Armenia is situated at a cultural, historical, and religious intersection and located at the crossroads between Europe and Asia, in the southern Transcaucasus. The country spans 29,743 square kilometers (11,490 square miles, about the size of Belgium or Maryland) of mountainous terrain centered on the Ararat Valley, the heart of the Armenian nation since biblical times. Ancient geographers called the Armenian Highlands the “Island of Mountains” or the “Rooftop of Asia Minor.” In fact, the average altitude of the country is over a mile high, at about 1800 meters above sea level. Presently, the country is landlocked and has no navigable waterways, in contrast to Historic Armenia, which at its height under King Tigran the Great, stretched from the Caspian Sea to the Mediterranean Sea and was more than ten times the current size of the present day Republic. Armenia has borders with Georgia to the north, with Turkey to the west and south, with Azerbaijan to the east and southwest, and with Iran to the south.

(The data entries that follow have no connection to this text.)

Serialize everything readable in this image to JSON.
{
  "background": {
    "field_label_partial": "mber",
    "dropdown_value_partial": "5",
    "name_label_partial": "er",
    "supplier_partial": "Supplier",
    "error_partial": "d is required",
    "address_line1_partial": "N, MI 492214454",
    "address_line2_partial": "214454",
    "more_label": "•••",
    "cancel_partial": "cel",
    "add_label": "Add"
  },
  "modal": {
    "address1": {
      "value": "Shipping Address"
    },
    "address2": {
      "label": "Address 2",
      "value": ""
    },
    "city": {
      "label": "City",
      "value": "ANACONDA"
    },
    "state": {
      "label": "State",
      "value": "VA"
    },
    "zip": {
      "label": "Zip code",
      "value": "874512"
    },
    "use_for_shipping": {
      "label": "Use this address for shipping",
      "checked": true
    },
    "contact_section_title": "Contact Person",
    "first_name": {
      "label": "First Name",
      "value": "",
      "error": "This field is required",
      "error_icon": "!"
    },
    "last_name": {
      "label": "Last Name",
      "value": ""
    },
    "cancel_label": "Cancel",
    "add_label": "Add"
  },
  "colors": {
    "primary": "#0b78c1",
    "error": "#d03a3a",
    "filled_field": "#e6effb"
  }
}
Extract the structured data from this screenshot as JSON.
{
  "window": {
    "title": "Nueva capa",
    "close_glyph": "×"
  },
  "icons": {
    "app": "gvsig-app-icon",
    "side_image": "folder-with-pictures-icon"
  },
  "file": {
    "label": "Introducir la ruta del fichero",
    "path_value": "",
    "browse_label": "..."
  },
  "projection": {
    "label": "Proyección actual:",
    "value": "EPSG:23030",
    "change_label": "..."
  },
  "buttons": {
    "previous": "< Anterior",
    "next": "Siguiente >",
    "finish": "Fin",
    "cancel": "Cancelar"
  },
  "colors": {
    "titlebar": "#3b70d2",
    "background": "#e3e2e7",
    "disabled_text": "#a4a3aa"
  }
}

Armenia’s landscapes offer boundless beauty. Seven main landscape types are represented across the different altitudinal zones of Armenia. Across these desert, semi desert, dry steppe, steppe, woodland, sub alpine and alpine zones is geography as diverse as high mountain peaks, fertile valleys, picturesque land formations, basalt columns, rock sculptures, and waterfalls. More than 200 rivers and streams traverse Armenia, with steep falls, rapids and swift currents. Armenia has 5 scenic canyons. In addition, there are over 200 therapeutic mineral springs, differing in composition and temperature.
The Armenians, an ancient people living on an ancient land, call Armenia “Hayastan,” and themselves “Hay.” Oral history explains the lineage of the Armenian people as being the direct descendants of Noah’s son Habeth. The indigenous people of the land of Ararat, Armenians forged their national identity with the rise of powerful Armenian kingdoms, the adoption of Christianity as Armenia’s state religion, and the creation of the Armenian alphabet, which spurred the development of literature, philosophy, and science.
Population of Armenia
During 2019 Armenia population is projected to increase by 11,093 people and reach 3,066,998 in the beginning of 2020. The natural increase is expected to be positive, as the number of births will exceed the number of deaths by 13,110. If external migration will remain on the previous year level, the population will be declined by 2,017 due to the migration reasons. It means that the number of people who leave Armenia to settle permanently in another country (emigrants) will prevail over the number of people who move into the country (to which they are not native) in order to settle there as permanent residents (immigrants).
Language of Armenia
The official language of Armenia is Armenian while Assyrian, Greek, Russian, and Yazidi Kurdish are the major minority languages spoken in the country.
Currency of Armenia
The official currency of Armenia is the dram.
The dram is the recognized monetary unit in circulation in Armenia The term “dram,” when translated into English, means “money.” It stands cognate with dirham in Arabic as well as drachma in Greek, and one dram is made up of has 100 luma. The pre-history of a dram currency dates back to 1199 to 1375, a period during which silver coins referred to as dram circulated. The nation’s noted artists and scientists and historical and cultural monuments are drawn on Armenian banknotes.
Best Time to Visit Armenia
If you’re planning to visit Armenia, the best time to head to this country would be the beginning and ending months of summer – late May and early June or else late September and early October. This is the time when the heat is comparatively less and the weather is comfortable and idle for exploration.